TASK GOAL: If a record holds a picture, leave the picture out; return everything else exactly.

EXTRACTED MATERIAL:
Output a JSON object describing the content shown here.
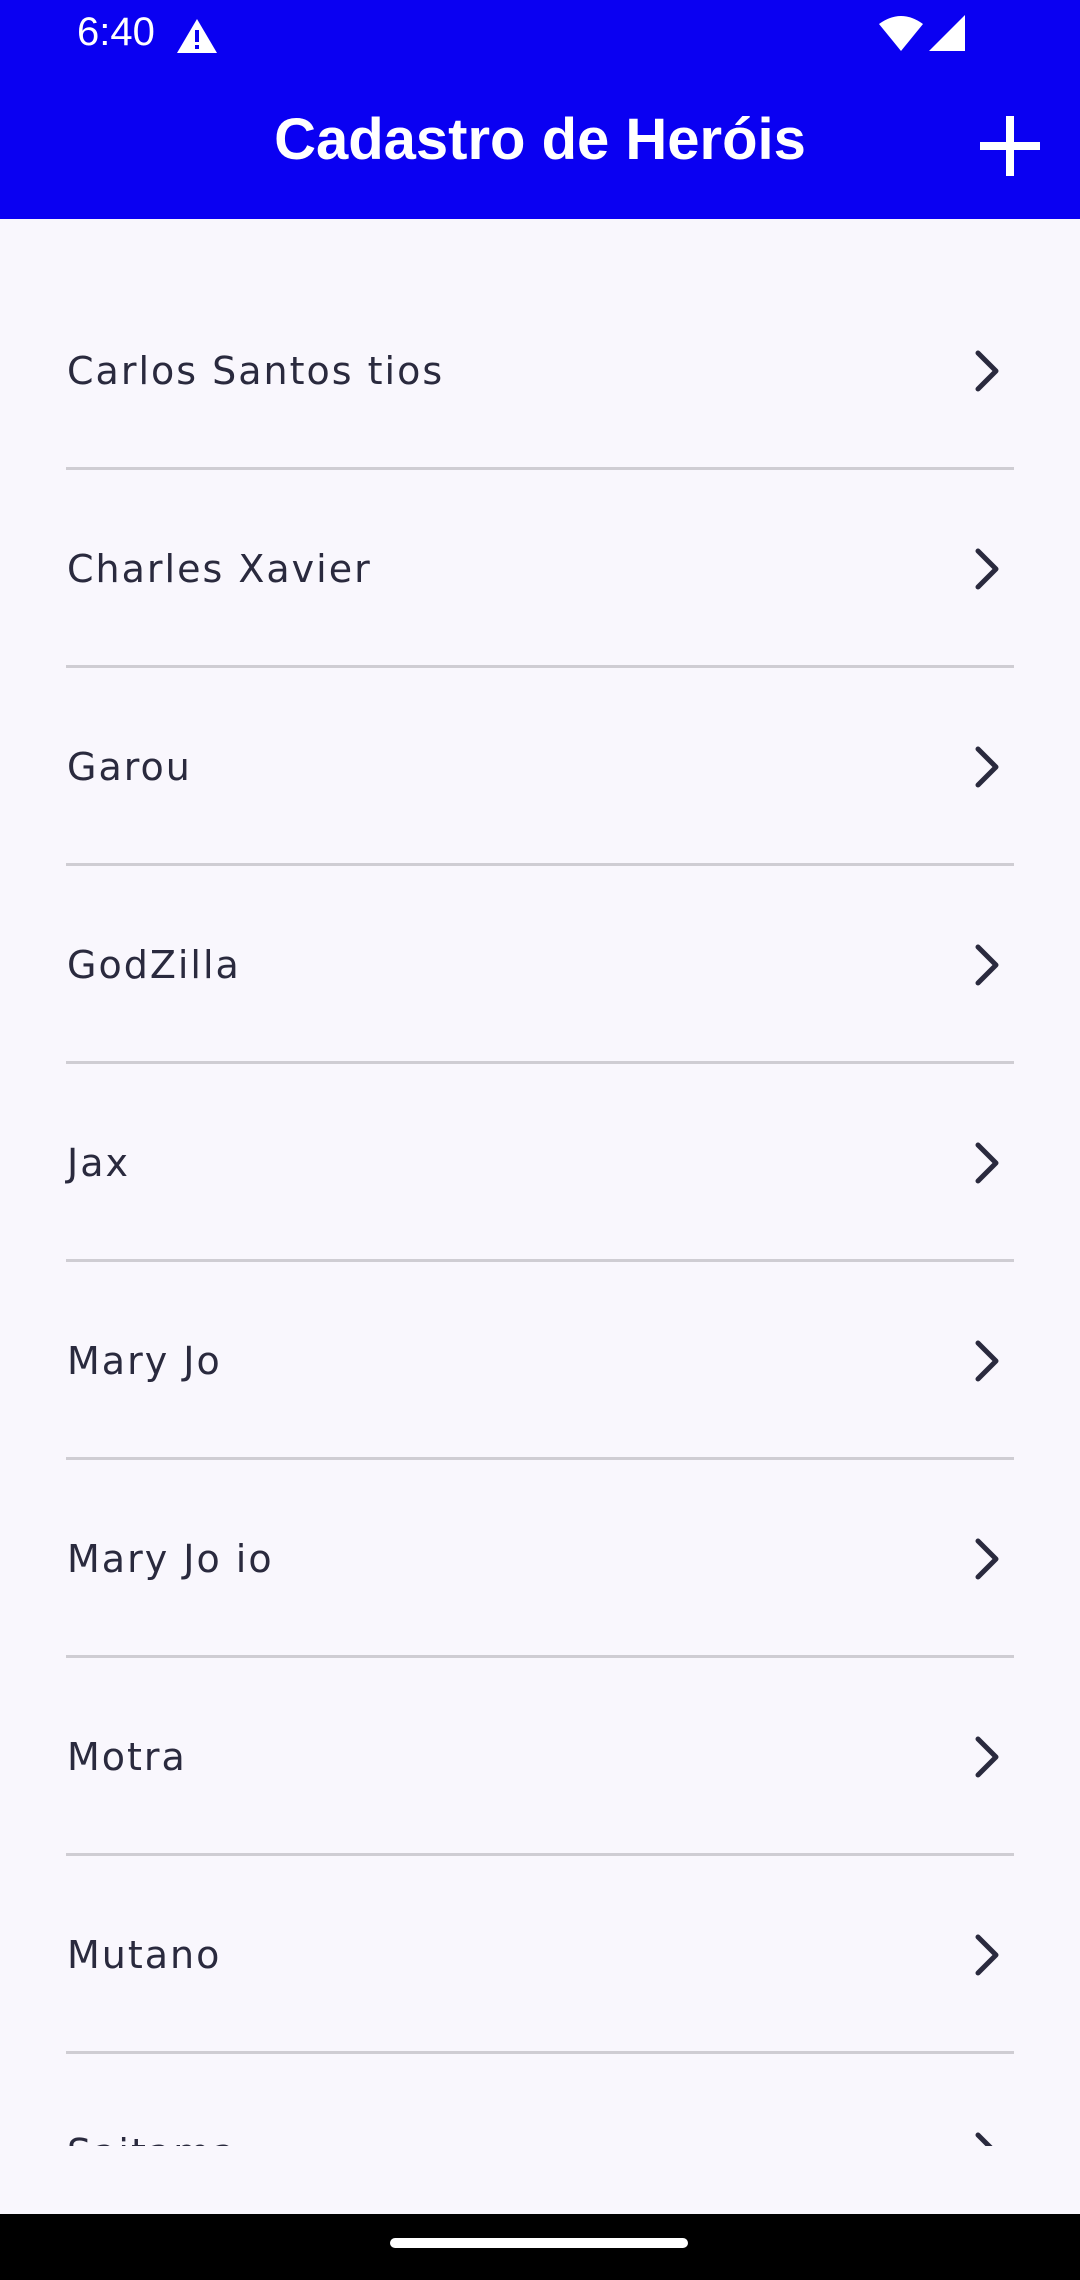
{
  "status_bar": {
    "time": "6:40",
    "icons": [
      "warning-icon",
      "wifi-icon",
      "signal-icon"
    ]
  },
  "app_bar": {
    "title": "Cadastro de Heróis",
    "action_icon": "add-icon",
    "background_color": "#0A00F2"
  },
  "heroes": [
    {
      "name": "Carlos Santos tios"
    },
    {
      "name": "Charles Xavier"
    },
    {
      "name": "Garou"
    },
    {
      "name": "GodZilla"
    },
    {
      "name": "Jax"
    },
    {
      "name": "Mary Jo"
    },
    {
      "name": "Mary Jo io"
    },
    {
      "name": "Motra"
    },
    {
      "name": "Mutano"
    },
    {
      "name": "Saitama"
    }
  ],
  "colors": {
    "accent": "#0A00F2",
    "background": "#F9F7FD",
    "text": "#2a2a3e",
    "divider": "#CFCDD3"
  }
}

WRITTEN ANSWER:
Output a JSON object describing the content shown here.
{
  "status_bar": {
    "time": "6:40",
    "icons": [
      "warning-icon",
      "wifi-icon",
      "signal-icon"
    ]
  },
  "app_bar": {
    "title": "Cadastro de Heróis",
    "action_icon": "add-icon",
    "background_color": "#0A00F2"
  },
  "heroes": [
    {
      "name": "Carlos Santos tios"
    },
    {
      "name": "Charles Xavier"
    },
    {
      "name": "Garou"
    },
    {
      "name": "GodZilla"
    },
    {
      "name": "Jax"
    },
    {
      "name": "Mary Jo"
    },
    {
      "name": "Mary Jo io"
    },
    {
      "name": "Motra"
    },
    {
      "name": "Mutano"
    },
    {
      "name": "Saitama"
    }
  ],
  "colors": {
    "accent": "#0A00F2",
    "background": "#F9F7FD",
    "text": "#2a2a3e",
    "divider": "#CFCDD3"
  }
}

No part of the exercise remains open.